Key People
Paul Garrin, Founder
Alex Mashinsky, CEO
Al Vazquez, CTO

Name.Space was founded in 1996 by Paul Garrin, for creating Top Level Domains to supplement shortages under the limited availability of .com, .net, and .org gTLDs. The company was an early proponent of a shared TLD registry system and was the first self-automated, self-service registry.[1]

The company was the first to provide URL forward services for customers and the first to create a domain and IP information meta search engine that issues Smart Whois queries for TLD listings. It was also the first to offer a user-controlled DNS zone editor, which enable customers to manage and update their own domain name to IP address mapping and email routing.[1]

Name.Space & ICANN

Since 1996, Name.Space has been operating hundreds of gTLDs in an alternate DNS root system. In March 2012, the company claimed ownership rights to numerous gTLDs, including contested ones under ICANN's new gTLD Program, including .shop, .nyc, .sex, .hotel, and .green, as well as "tens of thousands" additional domain registrations in its alternate root. It also claims an additional 482 strings in the ICANN root zone too,[2] and Name.Space CEO Alex Mashinsky has stated that "These names predate ICANN. They don’t have authority under US law to issue these gTLDs to third parties."[3]

Name.Space applied for 118 ICANN gTLDs in the initial "test-bed" round in 2000, which produced .biz, .info, .name, .museum, and other gTLDs. It was not selected for any of the 118.[3]

In October 2012, Name.Space filed a lawsuit against ICANN for trademark infrigement and anti-competitive behavior, hong for an injunction that prevents ICANN from delegating the 189 gTLD strings Name.Space claims rights to. It also alleges that the new gTLD process is dominated by "ICANN insiders" and "industry titans", thus preventing fair competition for smaller businesses.[4]

The company's complaint states, "Rather than adopting a procedure to account for the pending 2000 Application and facilitate the expansion of TLD providers in the DNS, ICANN has adopted a procedure so complex and expensive that it once again effectively prohibited newcomers from competing. It instead has permitted participation solely by ICANN insiders and industry titans."[4][5]
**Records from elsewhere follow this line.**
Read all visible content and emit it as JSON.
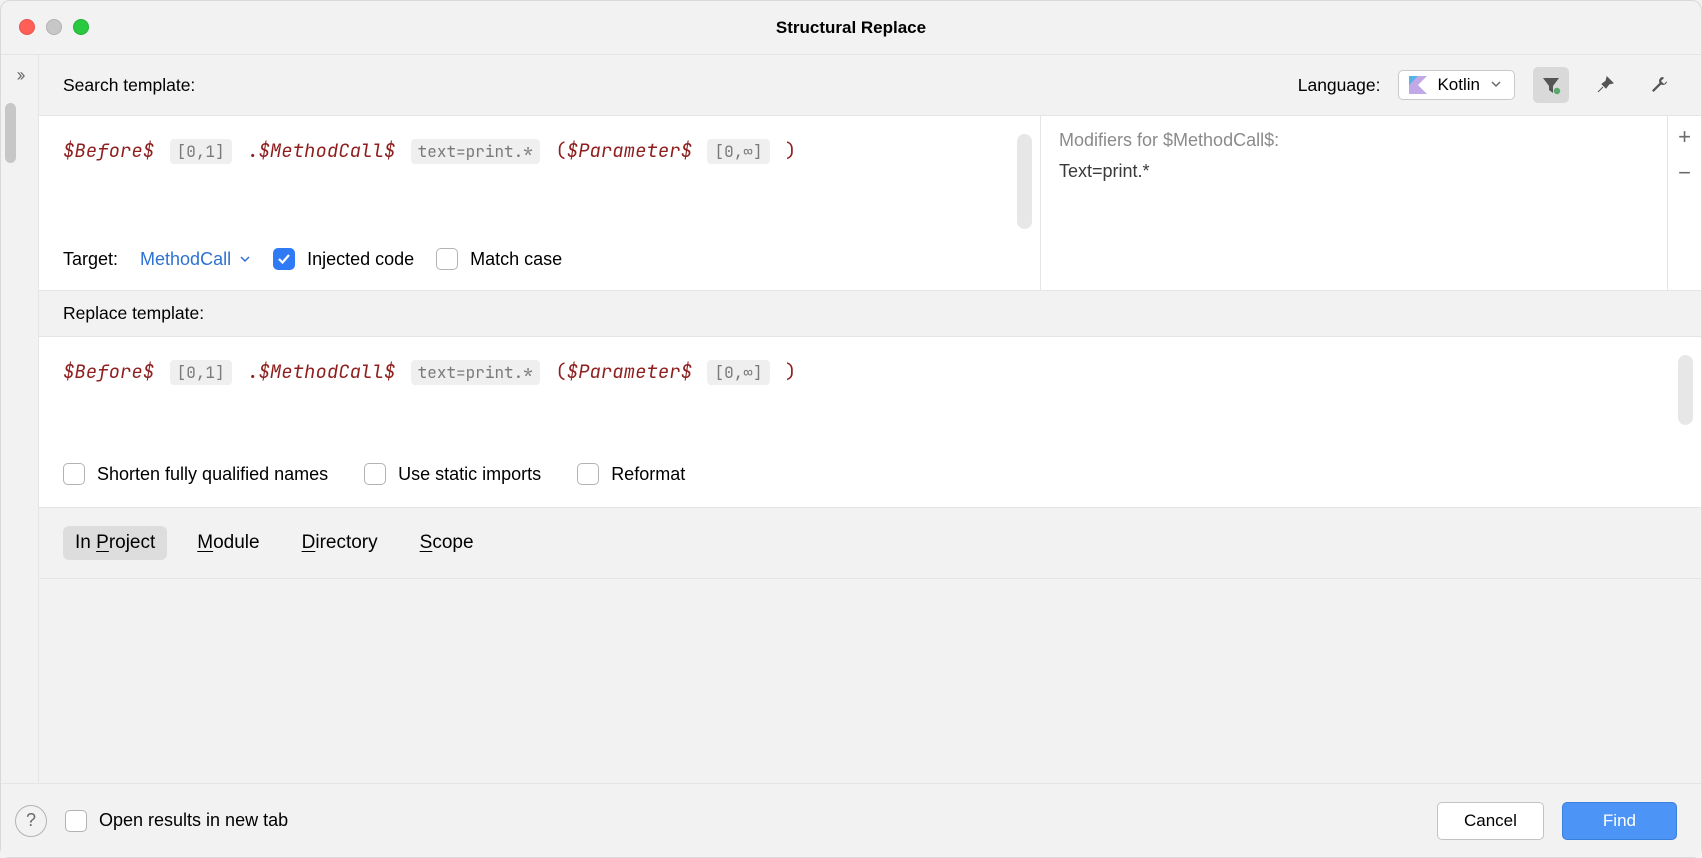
{
  "window": {
    "title": "Structural Replace"
  },
  "search": {
    "label": "Search template:",
    "language_label": "Language:",
    "language_value": "Kotlin",
    "template": {
      "before_var": "$Before$",
      "before_count": "[0,1]",
      "dot": ".",
      "method_var": "$MethodCall$",
      "method_text_hint": "text=print.*",
      "paren_open": "(",
      "param_var": "$Parameter$",
      "param_count": "[0,∞]",
      "paren_close": ")"
    },
    "target_label": "Target:",
    "target_value": "MethodCall",
    "injected_label": "Injected code",
    "injected_checked": true,
    "match_case_label": "Match case",
    "match_case_checked": false
  },
  "modifiers": {
    "title": "Modifiers for $MethodCall$:",
    "lines": [
      "Text=print.*"
    ]
  },
  "replace": {
    "label": "Replace template:",
    "options": {
      "shorten": "Shorten fully qualified names",
      "static_imports": "Use static imports",
      "reformat": "Reformat"
    }
  },
  "scope": {
    "tabs": [
      {
        "label": "In Project",
        "mnemonic_char": "P"
      },
      {
        "label": "Module",
        "mnemonic_char": "M"
      },
      {
        "label": "Directory",
        "mnemonic_char": "D"
      },
      {
        "label": "Scope",
        "mnemonic_char": "S"
      }
    ],
    "active_index": 0
  },
  "footer": {
    "open_in_new_tab": "Open results in new tab",
    "cancel": "Cancel",
    "find": "Find"
  }
}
  1. 1.0 1.1 About Name.Space,
  2. Complete TLD List,
  3. 3.0 3.1 Company claims ownership of 482 new gTLDs, Published 22 March 2012.
  4. 4.0 4.1 Company files for injunction against 189 new gTLDs, Published 12 October 2012.
  5. Name.Space Complaint. Published 10 October 2012.